I worked with an executive assistant recently who was struggling with the burden of producing meeting minutes for meetings that her boss, the CEO of the company, attended. And it wasn't just her problem, either: the team of six assistants in the executive suite were all spending inordinate amounts of time on the same task. In fact, this EA calculated that the team was spending 25% of their time -- the equivalent of 1.5 FTE months each month -- just producing meeting minutes.
Her initial approach to this problem was to sign everyone up for a SkillPath class so they could learn to take notes more quickly. In her view, EAs didn't have the skills they needed to transcribe efficiently. To be sure, with better note-taking and transcription skills, they would have speeded the process immensely.
But looking at the situation from the perspective of an A3 analysis, I believe that her problem statement was superficial. Her definition of the problem ("The EAs don't have the skills they need to produce minutes quickly.") is really a solution masquerading as a problem. Because she had already jumped to the conclusion that the problem was lack of skills, the only possible solution was to take a class to acquire those skills. In other words, she defined the problem in terms of the solution she liked.
After working together, we reframed the problem as a true problem statement: "Our EAs spend too much time producing minutes." (Or as a question: "Why do our EAs spend so much time producing minutes?") This problem statement led to dramatically different countermeasures by opening the door to a true analysis of the situation.
First, it led us to examine the process. It was mind-bogglingly wasteful: the EA attended the meeting with a tape recorder; transcribed all the discussions and decisions; sent copies of the minutes to the attendees for approval; and eventually distributed the approved document days (or weeks) later. But did the EA need to be there, or was a tape recorder sufficient? Was there a standard format for minutes? Could it be standardized?

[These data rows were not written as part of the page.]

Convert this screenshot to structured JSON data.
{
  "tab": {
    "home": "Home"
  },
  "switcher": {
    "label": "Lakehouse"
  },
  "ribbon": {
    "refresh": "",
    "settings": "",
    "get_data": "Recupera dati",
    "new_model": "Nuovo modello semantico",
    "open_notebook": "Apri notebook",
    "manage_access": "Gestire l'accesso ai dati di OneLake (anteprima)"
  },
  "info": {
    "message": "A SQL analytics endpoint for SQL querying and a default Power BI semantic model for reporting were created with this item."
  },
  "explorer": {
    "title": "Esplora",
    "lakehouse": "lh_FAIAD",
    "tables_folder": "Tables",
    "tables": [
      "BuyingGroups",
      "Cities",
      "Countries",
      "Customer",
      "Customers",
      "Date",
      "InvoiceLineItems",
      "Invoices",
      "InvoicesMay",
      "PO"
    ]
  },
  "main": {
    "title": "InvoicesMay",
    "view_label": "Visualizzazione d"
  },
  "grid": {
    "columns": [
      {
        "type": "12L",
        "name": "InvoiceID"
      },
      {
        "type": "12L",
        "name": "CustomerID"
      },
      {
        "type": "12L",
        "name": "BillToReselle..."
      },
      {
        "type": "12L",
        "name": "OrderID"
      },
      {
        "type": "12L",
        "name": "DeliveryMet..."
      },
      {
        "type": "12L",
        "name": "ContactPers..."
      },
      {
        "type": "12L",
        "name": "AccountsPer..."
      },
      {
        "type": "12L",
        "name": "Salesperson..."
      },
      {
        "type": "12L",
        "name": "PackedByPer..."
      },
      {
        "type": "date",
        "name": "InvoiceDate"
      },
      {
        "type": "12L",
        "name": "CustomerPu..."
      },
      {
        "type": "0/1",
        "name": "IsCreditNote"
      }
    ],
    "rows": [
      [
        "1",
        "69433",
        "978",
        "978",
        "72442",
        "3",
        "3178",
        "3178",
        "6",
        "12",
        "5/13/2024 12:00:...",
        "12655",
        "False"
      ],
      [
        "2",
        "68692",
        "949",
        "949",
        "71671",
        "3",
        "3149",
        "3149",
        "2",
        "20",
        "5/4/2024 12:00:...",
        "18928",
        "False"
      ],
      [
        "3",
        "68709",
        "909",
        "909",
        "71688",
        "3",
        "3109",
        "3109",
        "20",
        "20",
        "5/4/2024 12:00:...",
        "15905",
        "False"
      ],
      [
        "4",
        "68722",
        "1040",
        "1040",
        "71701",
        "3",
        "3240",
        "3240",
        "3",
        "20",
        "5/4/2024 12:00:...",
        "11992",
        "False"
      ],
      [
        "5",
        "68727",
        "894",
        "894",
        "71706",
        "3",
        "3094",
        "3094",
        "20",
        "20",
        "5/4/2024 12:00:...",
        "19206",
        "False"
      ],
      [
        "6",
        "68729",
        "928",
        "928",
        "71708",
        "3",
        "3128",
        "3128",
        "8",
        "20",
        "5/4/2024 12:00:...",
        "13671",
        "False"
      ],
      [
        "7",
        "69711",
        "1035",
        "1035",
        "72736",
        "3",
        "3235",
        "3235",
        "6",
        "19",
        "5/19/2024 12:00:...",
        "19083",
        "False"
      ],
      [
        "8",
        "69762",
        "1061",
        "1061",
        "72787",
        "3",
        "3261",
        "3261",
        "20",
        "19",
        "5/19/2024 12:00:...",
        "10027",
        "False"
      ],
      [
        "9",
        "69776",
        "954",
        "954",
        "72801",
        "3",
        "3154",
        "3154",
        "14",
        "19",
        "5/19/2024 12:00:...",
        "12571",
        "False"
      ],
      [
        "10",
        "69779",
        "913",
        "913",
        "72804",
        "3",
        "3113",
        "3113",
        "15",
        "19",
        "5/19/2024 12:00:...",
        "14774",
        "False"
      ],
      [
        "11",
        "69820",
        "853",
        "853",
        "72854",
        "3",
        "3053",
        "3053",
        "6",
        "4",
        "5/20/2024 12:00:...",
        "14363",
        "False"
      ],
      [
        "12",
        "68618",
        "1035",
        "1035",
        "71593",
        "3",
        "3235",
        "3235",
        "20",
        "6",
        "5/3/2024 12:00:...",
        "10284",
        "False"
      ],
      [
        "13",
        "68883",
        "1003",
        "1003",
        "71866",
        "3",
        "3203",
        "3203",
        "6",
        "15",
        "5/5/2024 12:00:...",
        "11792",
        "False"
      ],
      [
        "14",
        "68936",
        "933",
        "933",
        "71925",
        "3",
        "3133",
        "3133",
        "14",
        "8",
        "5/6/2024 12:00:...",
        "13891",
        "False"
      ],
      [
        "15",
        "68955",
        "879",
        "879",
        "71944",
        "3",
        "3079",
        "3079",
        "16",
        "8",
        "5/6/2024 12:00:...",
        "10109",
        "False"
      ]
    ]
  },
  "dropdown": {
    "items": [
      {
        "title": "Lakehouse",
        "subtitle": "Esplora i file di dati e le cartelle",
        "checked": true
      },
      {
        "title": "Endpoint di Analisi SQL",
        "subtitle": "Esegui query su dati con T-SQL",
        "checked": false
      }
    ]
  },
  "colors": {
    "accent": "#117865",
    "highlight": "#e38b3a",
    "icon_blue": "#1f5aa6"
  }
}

Second, the new problem statement led us to examine the purpose of the minutes. What level of detail did the participants (the customers) want? Did they really need to see a record of all the conversations? Did different types of meetings have different requirements for minutes? Was timeliness an important issue?
She has more work to do before she's able to answer all these questions, but you can see how changing the definition of the problem changes the response. In this case, spending money on SkillPath seminars is the educational equivalent of investing in an expensive MRP system to automate a broken process. There's no point in speeding up something that's broken. First fix it, and then automate it if it still makes sense.
In your own company, be wary of problems statements that imply a single solution. They're superficial or incomplete, and will lead you down the wrong road because they're so seductively simple:
- "The problem is that we don't have enough clerical support."
- "The problem is that marketing doesn't give product development feedback early enough."
- "Our sales force would be more effective if they had a better grasp of the technical features of our product."
- "We need a more effective ad campaign to raise awareness."
A simple rule of thumb is to phrase a problem in such a way that it leads to more questions. If you do that, you'll know you're on the right track:
- Our execs spend nearly an hour each day filing their paperwork.
- Product development needs better information to direct their efforts.
- The sales force isn't as effective as we'd like.
- Market awareness of our new product line is low.
As they say at Toyota, the basic unit of knowledge is a question. Be sure you're asking the right one -- starting with, "are we solving the right problem?